Rating: Significant Shortcomings
Reading/Interest Level: Primary, Intermediate
Author: P. M. Neist
Publisher: Mardick Press
In this off-beat, provocative alphabet book, 26 young ladies romp through the alphabet committing alliterative crimes against animals. From Annette and Beatrice to Yanicka and Zoe, each letter of the alphabet is demonstrated in a series of captioned pictures showing the titular “barely behaving daughters” shaking things up with a variety of animals from A to Z.
P. M. Neist has a French background, and some of her humor gets lost in translation. Some of the abecedarian episodes are jarring, such as when Dorothy has “dangled a dodo” over an open crocodile pit or when a pair of Hannas have “halved a hyena.” If the reader can roll with the off-beat sense of humor, however, there is a certain whimsy to the black and white illustrations and careless abandon of the girls. Neist’s artistic style is highly reminiscent of Edward Gorey, who also has published a humorous, off-beat alphabet book. The difference between “Barely Behaving Daughters” and “The Gashlycrumb Tinies,” however, is a matter of consistency. The girls in Neist’s book have none. They may dismember an animal on one page and take an animal for a walk on the next, creating a series of seemingly unrelated episodes for each letter.

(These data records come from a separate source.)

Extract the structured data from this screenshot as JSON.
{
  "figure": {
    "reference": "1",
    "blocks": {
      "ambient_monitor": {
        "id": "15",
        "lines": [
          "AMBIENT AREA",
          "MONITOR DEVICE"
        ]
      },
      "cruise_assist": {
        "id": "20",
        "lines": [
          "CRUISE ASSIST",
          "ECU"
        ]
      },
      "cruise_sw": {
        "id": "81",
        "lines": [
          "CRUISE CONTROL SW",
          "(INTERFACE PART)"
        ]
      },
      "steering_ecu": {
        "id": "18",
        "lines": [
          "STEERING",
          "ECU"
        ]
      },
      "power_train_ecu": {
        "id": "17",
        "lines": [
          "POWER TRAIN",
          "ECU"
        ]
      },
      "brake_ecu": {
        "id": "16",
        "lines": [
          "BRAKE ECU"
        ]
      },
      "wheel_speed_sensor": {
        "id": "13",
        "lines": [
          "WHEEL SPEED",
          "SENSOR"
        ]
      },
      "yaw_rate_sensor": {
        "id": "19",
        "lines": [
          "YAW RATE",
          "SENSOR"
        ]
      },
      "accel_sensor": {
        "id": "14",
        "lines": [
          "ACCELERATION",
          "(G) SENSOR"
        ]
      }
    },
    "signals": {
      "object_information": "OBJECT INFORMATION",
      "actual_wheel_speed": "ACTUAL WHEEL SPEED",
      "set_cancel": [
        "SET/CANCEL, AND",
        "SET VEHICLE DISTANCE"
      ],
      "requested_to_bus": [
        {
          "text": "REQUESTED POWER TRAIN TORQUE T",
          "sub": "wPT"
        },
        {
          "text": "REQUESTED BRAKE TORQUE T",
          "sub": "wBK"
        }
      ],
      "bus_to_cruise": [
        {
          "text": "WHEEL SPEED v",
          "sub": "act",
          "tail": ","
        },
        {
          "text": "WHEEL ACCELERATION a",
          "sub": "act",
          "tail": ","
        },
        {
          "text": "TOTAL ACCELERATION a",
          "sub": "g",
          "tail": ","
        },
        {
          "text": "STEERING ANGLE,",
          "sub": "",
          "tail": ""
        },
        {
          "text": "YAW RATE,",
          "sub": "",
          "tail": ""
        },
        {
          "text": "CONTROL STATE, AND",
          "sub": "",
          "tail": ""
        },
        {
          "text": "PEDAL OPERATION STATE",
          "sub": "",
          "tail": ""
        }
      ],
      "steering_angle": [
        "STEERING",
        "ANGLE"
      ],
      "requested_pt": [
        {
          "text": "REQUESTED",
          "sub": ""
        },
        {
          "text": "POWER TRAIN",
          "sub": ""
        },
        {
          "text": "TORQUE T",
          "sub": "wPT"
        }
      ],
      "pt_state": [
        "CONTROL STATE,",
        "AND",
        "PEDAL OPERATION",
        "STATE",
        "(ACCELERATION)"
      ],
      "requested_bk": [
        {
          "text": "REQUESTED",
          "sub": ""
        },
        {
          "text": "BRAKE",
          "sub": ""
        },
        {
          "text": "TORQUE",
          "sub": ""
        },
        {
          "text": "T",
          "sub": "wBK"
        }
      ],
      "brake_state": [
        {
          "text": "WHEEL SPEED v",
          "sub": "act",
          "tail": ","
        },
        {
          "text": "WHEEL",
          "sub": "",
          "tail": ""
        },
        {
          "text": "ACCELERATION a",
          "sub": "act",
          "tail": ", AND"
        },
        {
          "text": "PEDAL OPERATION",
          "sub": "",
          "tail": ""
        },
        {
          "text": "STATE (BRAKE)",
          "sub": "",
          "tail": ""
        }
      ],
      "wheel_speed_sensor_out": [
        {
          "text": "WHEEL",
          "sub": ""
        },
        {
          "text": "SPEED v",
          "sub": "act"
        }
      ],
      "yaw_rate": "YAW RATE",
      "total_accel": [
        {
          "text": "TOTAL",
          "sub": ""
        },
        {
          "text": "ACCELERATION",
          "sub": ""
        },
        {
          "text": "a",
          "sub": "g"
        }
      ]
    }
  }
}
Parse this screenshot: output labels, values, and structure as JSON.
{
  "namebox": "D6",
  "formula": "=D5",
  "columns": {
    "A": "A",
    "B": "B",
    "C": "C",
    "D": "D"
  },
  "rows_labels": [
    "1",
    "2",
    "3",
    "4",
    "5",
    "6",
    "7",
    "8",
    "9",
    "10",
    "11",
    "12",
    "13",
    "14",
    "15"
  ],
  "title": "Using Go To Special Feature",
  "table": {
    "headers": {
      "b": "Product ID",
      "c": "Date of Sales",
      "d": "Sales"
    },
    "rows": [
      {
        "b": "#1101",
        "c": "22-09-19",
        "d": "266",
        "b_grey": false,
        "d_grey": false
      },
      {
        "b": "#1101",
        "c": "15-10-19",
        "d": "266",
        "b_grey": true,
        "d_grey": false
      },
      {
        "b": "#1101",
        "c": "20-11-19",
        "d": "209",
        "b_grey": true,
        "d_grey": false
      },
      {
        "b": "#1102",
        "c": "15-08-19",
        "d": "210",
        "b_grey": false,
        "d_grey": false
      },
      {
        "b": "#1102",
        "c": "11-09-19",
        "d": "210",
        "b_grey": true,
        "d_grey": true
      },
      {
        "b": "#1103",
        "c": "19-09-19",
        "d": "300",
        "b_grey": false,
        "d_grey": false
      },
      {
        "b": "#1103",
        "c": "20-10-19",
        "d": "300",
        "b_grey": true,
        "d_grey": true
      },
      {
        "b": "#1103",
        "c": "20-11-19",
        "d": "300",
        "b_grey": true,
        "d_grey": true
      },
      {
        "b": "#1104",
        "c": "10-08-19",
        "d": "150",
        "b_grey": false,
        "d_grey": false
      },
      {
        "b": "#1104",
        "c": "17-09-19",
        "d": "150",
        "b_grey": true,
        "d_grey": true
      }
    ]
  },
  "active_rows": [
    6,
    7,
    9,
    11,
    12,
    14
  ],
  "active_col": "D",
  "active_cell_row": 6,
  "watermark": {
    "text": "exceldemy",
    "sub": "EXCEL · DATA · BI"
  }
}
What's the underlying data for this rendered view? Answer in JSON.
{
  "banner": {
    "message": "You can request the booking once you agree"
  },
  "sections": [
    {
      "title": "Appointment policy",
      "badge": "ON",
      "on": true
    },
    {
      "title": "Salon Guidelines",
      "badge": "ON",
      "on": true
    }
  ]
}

As a reader, it gives one the feeling that there is a joke you’re missing, and it is hard to see why the epigraph “Disobey often and well” applies to what is actually happening in the book.
*Contains implied violence and cruelty to animals.